◆ **Required action**
Scan the entries below and return each line that contains "uses".

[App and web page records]
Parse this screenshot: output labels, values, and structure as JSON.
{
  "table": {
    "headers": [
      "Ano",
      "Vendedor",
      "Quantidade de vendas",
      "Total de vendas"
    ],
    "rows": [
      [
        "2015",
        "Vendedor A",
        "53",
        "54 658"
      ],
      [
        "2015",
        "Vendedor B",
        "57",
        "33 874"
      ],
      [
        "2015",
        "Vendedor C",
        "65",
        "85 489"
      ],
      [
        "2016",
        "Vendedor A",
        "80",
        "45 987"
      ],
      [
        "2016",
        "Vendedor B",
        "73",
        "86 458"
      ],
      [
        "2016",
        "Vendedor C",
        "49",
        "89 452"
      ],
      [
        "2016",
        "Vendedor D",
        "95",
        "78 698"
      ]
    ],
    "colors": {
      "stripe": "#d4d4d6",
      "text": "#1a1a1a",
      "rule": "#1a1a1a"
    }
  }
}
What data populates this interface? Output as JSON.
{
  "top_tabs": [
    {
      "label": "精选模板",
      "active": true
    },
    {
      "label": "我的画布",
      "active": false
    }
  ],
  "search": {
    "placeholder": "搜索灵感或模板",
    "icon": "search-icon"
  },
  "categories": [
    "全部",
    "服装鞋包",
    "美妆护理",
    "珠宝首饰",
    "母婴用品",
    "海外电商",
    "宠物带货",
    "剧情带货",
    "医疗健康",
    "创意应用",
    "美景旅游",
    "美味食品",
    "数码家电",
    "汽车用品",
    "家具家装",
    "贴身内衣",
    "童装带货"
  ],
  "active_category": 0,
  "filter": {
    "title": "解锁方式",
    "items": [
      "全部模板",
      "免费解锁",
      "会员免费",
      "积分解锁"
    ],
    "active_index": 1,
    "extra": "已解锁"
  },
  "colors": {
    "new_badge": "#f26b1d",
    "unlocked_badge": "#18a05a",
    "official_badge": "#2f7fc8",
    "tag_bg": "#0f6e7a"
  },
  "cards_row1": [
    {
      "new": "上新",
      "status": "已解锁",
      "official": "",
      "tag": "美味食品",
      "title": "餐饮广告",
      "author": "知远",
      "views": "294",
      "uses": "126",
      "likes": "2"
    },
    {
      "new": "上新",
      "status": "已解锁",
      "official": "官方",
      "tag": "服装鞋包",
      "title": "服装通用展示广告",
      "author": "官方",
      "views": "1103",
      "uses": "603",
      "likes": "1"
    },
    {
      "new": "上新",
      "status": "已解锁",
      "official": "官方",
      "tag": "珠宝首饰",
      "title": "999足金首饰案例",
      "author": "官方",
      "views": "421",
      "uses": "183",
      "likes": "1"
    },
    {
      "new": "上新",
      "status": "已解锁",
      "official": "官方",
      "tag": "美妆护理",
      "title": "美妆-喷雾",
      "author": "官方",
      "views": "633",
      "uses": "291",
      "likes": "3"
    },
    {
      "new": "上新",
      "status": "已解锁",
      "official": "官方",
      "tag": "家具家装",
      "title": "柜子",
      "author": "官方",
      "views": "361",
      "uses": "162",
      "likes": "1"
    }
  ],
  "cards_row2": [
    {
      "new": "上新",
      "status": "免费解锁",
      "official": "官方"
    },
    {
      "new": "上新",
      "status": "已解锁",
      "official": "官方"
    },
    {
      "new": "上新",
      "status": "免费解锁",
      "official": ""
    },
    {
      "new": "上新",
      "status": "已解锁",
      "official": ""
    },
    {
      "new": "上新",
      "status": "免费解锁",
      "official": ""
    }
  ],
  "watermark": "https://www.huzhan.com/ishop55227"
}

◆ **Task result**
      "uses": "126",
      "uses": "603",
      "uses": "183",
      "uses": "291",
      "uses": "162",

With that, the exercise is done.